Developed by the Gerontology Institute at the University of Massachusetts Boston, the Elder Index tool is used to measure the income older people need to meet their daily living expenses while staying independent in their own homes. The Elder Index tool is specific to household size, location, housing and health status, unlike the Federal Poverty Level, another index used to assess income level.
Additionally, the Elder Index accounts for the cost of healthcare, transportation, miscellaneous essentials, and food. After attending the webinar “Promoting Better Communities for Older People: Building Economic Security using the Elder Index,” c0-hosted by Grantmakers in Health and Grantmakers in Aging, I learned how to use the Elder Index tool. Below is a breakdown of the Elder Index using national averages from 2019. We assess a single person in good health across two different monthly expenses: 1) Owner, no Mortgage, and 2) Renter.
|Monthly Expenses||Owner, no Mortgage||Renter|
|Health Care (good health)||$395||$395|
|Elder Index, Per Month||$1,751||$2,118|
|Elder Index. Annual||$21,012||$25,416|
|2019 Poverty Threshold (1 person)||$12,490|
The numbers above highlight the discrepancy between the Federal Poverty Level (FPL) and the actual income older adults need to age independently at home (Elder Index). Older adults living alone are at high risk of economic insecurity. A recent analysis by the Gerontology Institute at the University of Mass Boston revealed that 50% of single older adults are economically insecure. In fact, a 2019 Feeding America report found 5.5 million older adults were food insecure, significantly higher than in 2007 and more than double the rate in 2001.
As more and more older adults face difficult choices about how to spend their money, it is increasingly likely that older adults will cut out important purchases from their budgets, like healthcare or food. Food insecurity amongst older adults is particularly troublesome as it may increase the risk of diabetes, depression, high blood pressure, and heart failure.
Implications for Federal Assistance Programs
To counteract economic, food insecurity amongst older adults, the Supplemental Nutrition Assistance Program (SNAP), also known as food stamps, was created to provide support for low-income people, supplementing their food budgets to purchase healthy foods. Today, more than 5 million low-income older adults rely on SNAP for food and to make ends meet. Although SNAP has been vital for many older adults, it must be expanded to provide food assistance to those most vulnerable.
Current numbers reveal that 3 out of 5 older adults who quality for SNAP do not participate. Additionally, there are many older adults who may be above the FPL but below the Elder Index who are not eligible for SNAP. This particular population is especially vulnerable since their income level is not enough to adequately cover monthly expenses yet they do not qualify for benefits such as SNAP. To effectively combat economic insecurity and food insecurity among older adults, government officials and policymakers must utilize assessment tools that accurately depict the income levels of impoverishment. Current tools used such as the FPL severely underestimate poverty among older adults, increasing the risk of economic and food insecurity.
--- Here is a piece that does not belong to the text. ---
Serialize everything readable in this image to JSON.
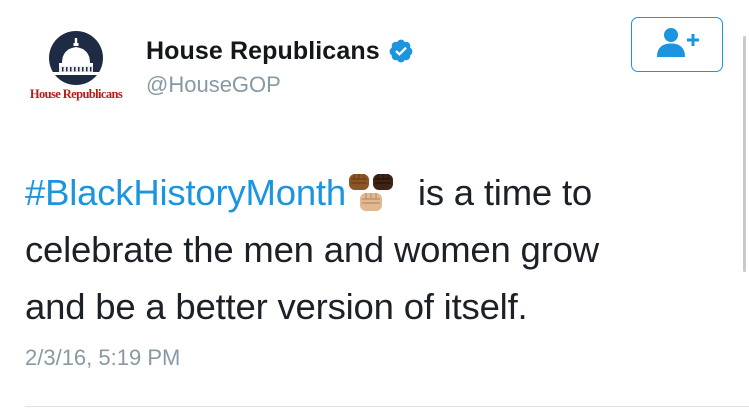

The opinions expressed in this article are those of the author and do not necessarily reflect those of the Diverse Elders Coalition.